My friend Katie will be eighteen forever. In a few years, I’ll be twice her age, and yet I still feel like she’s older than me.
Katie was a senior in the Governor’s School for the Arts dance department when I was a freshman, and she was one of those golden, incandescent people who light up the world, on stage and off. I remember the first time we sat in the messy dressing room in the Virginia Ballet Theatre building on Olney Road and she listened seriously to my thoughts and dreams, even though I was so much younger and shy about talking to the confident, brash older dancers. I remember when we were performing Balanchine’s Serenade and we were the short girls together, one of the jumping entrances was so beautiful that as we waited to go on we would stand in the wings and squeeze each other’s hands out of unabashed joy at the music and the steps we were about to dance.
Everyone had memories like these about Katie. That’s the kind of person she was.
When she was on the way to begin her freshman year of college with a dance scholarship to Butler University, she died in a car accident. At fourteen, I hadn’t realized yet that eighteen-year-olds could die. Katie’s memory has walked with me as I’ve grown up and experienced things that she never had time to.
I’ve been thinking about memory lately. In the studio concert series that the company is performing this weekend, Joni Petre-Scholz has a dance called Echoes about how ghosts of the people in our lives linger on in our minds. We’re ourselves, but we’re also a conversation with all the voices of those we remember.
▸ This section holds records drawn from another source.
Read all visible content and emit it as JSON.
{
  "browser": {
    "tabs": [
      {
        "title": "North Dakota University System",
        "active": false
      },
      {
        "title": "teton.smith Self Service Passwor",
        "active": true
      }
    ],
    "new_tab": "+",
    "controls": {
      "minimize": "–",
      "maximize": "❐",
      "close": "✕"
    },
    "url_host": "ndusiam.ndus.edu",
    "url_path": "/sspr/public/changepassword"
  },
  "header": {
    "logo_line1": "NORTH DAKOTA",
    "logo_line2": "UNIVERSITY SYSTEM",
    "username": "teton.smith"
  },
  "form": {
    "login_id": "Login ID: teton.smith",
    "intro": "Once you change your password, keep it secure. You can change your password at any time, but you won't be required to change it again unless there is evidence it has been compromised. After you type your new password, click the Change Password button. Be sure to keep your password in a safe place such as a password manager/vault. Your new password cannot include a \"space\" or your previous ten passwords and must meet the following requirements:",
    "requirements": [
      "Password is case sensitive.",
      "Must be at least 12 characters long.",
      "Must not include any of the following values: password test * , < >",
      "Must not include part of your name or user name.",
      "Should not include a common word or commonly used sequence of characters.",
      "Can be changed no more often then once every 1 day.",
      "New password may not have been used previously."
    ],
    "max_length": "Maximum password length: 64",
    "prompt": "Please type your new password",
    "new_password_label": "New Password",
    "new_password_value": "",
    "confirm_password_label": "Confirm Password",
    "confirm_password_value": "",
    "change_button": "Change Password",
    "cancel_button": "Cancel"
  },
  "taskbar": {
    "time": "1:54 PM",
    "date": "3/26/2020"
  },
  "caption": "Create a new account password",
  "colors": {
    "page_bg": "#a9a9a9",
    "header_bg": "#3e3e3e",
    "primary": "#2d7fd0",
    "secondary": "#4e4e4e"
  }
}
So much of dance is about passing things down. In dance companies and academies, the students become the teachers, and the folklore and artistry and technique are passed from generation to generation. Some days as I work my way through the barre exercises in ballet class or floor work in modern class, I hear in my head the echoes of corrections of the teachers who have filled the last several decades of my life. The familiar physical routine of the dance class is a house for the voices of the past.
Along with wisdom, roles are passed down through the generations as a work of choreography is repeated. Some roles are handed down through centuries of dancers. Often when you slip into the bodice of a costume, the names of all the dancers who wore it before you are written on the lining in fading ink, a list of Emilys and Saras and Marys who were about your size and danced the same steps as you. This weekend when I dance in Todd Rosenlieb’s wry and joyful Suite Sammy, I’ll be performing a role that was danced by many talented dancers, some of whom I know and some I don’t. Over time the role took on the jaunty humor of Kathryn Finney, the elegance of Krista Zomar. Perhaps it will carry a little of me into the future.
And then of course there’s muscle memory, that strange process by which the body comes to bear our knowledge. There’s a moment in learning a piece of choreography when suddenly your brain is not the one telling you to reach with your left hand and step on your right foot. Your body just remembers what to do. It’s a lot faster without the verbal list of steps getting in the way. In the middle of my performance last Saturday, I had a horrifying moment when my brain tried to take over and I couldn’t think of whether I used my right or left hand to begin the final piece of the night. “Shut the hell up,” I told my brain, and I stopped thinking as the music began. My body knew which hand to move.
I was reading a book last summer called Station Eleven, a post-apocalyptic novel about memory and art in which some of the early scenes take place in a theater. The author, Emily St. John Mandel, is a former dancer, and she describes the stage as “a room with cavernous space instead of a ceiling, fathoms of catwalks and lights between which a soul might slip undetected.”
I know just what she meant. Before every show, I look up into the wings of the theater, into the twilight dimness where the ropes seem to ascend forever. I whisper Katie’s name into the dusk, and conjure her memory in that world of shadows and light.
Come see us dance! Todd Rosenlieb Dance’s 10th anniversary season will continue with the second weekend of the Studio Concert Series, a mixed bill concert of ballet and modern dance presented by Todd Rosenlieb Dance and Virginia Ballet Theatre. The concert includes works by Todd Rosenlieb, Ricardo Melendez, Joni Petre-Scholz, and Janelle Spruill. Performances are at 8 p.m. on May 6 & 7, and at 5 p.m. on May 8 at the Benjack Studio Theatre at TRDance at 325 Granby Street. Tickets are available at the door. For tickets and information visit trdance.org, go to www.showtix4u.com, or call 757-626-3262.